## Exercise brief
Below are some records. Say how many of their lines contain the string "screenshot", and give nothing but the number.

## Task input
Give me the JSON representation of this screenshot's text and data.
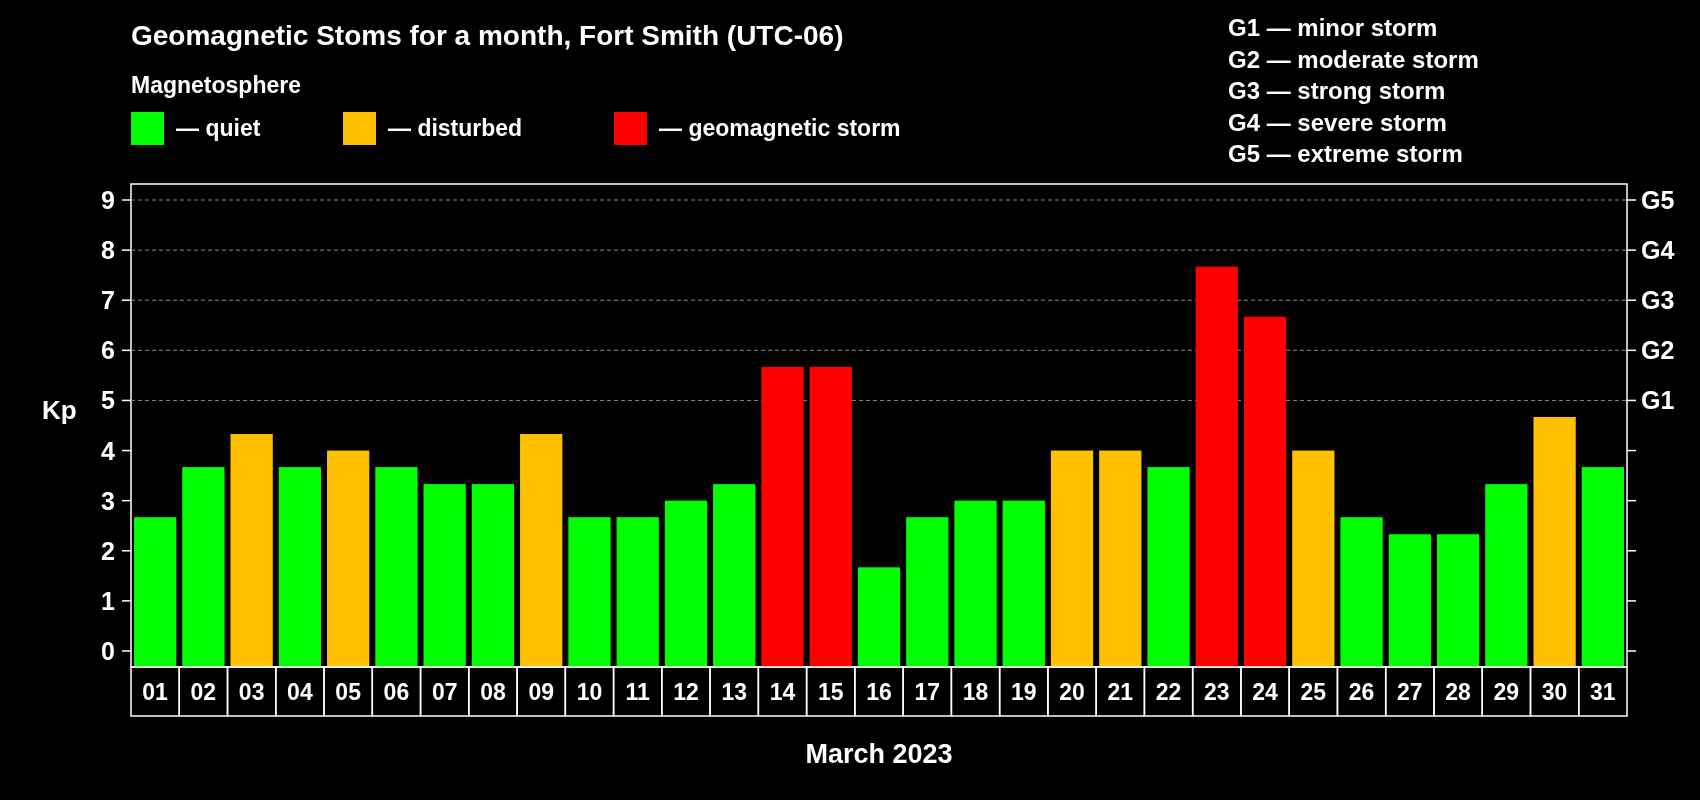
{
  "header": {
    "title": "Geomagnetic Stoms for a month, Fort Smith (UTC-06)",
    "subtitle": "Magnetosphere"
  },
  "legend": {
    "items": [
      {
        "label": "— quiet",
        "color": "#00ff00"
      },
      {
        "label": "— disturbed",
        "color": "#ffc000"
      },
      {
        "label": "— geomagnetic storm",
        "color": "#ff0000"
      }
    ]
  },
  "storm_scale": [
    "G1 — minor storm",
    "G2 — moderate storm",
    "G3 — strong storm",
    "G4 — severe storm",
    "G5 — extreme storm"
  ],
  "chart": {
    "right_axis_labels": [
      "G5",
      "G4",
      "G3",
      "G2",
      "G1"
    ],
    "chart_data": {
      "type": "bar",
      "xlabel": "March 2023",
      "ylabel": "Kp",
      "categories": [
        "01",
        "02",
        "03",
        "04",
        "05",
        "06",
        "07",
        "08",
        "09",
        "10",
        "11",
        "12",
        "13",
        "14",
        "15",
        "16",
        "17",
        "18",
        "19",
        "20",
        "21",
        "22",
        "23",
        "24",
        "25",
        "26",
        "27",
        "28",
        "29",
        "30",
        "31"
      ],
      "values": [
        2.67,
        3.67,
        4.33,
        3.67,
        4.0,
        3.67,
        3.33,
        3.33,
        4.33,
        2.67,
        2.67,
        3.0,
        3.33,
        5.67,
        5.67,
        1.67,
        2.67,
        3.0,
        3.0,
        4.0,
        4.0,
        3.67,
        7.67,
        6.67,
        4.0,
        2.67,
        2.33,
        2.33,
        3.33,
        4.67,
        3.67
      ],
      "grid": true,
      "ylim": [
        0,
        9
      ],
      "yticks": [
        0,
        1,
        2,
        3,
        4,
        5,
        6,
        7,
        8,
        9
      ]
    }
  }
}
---
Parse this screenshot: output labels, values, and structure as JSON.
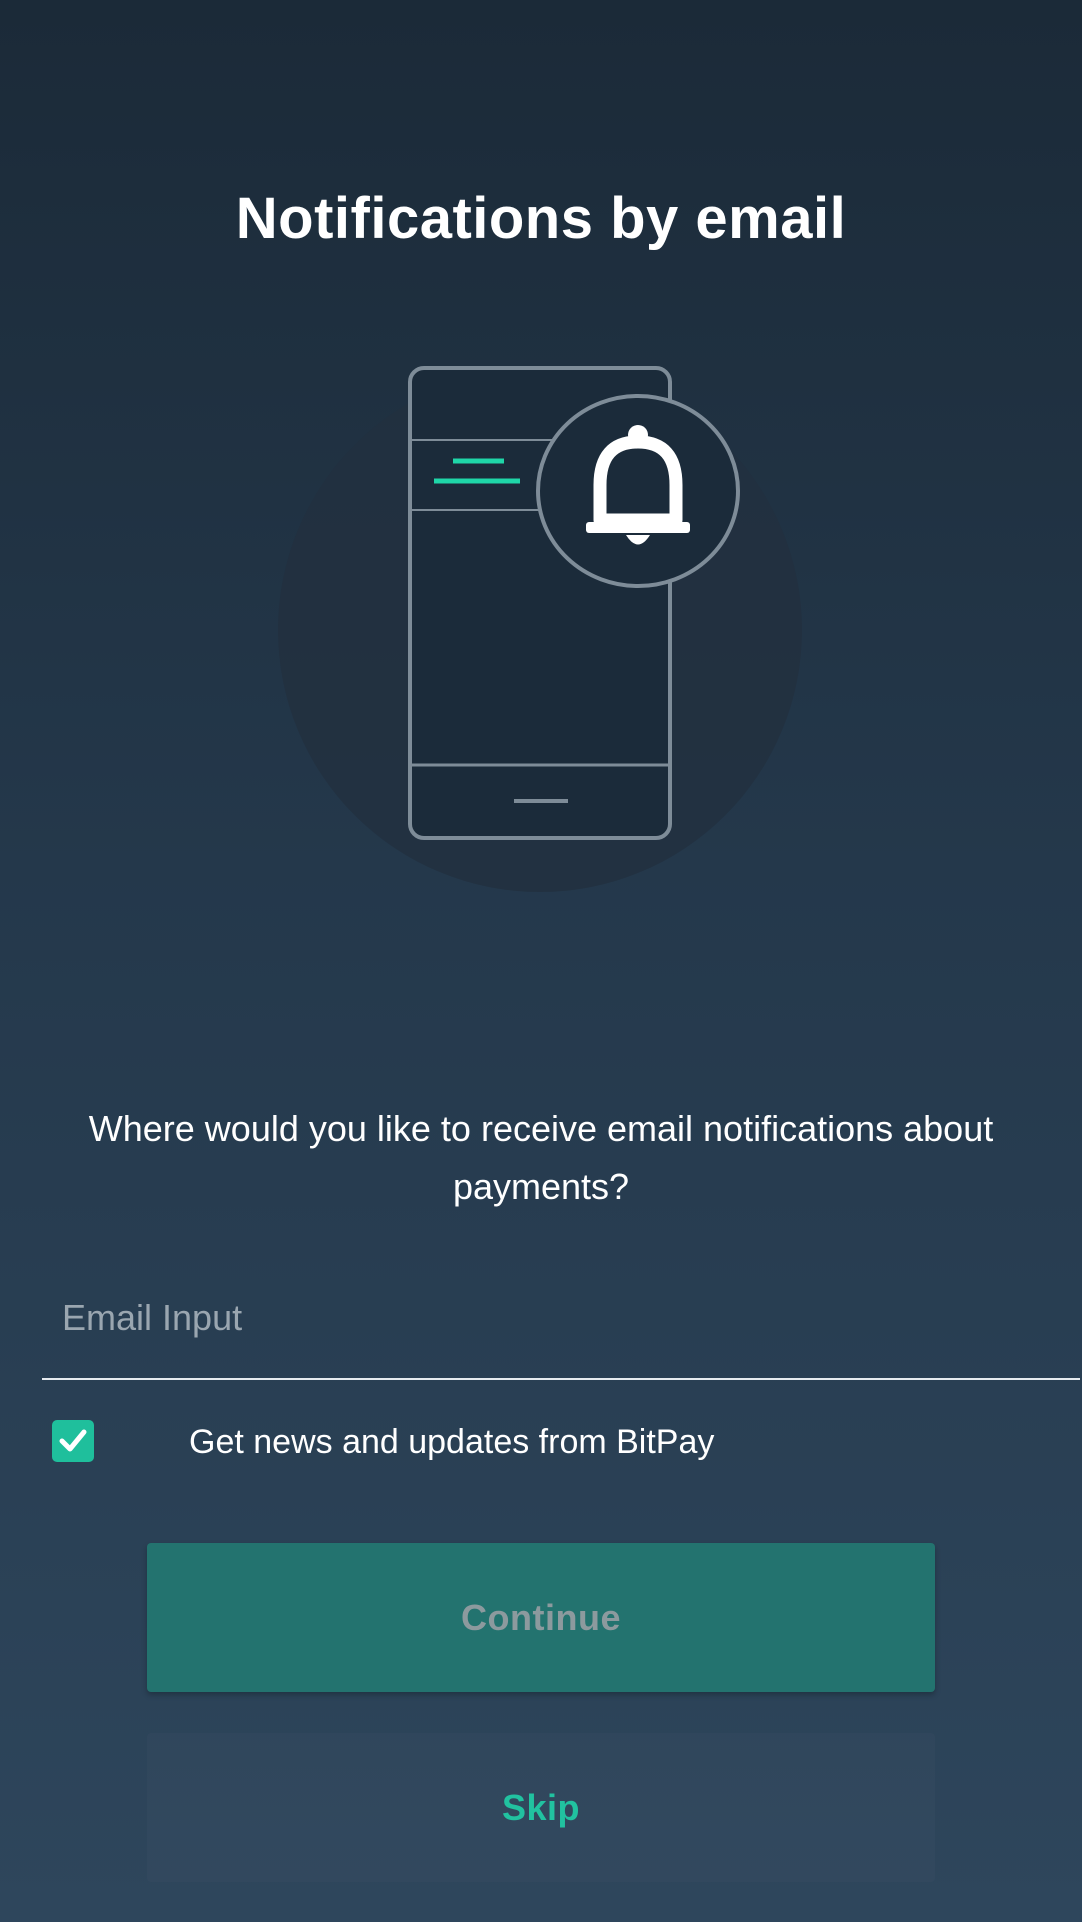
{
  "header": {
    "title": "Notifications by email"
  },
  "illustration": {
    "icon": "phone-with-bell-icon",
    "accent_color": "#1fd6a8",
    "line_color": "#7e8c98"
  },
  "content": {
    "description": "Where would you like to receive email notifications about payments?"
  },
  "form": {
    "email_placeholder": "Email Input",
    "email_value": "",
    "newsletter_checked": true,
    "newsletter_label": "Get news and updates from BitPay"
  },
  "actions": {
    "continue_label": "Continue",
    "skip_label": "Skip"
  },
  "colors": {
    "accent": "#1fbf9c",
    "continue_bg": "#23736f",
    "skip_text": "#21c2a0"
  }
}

## Written response
2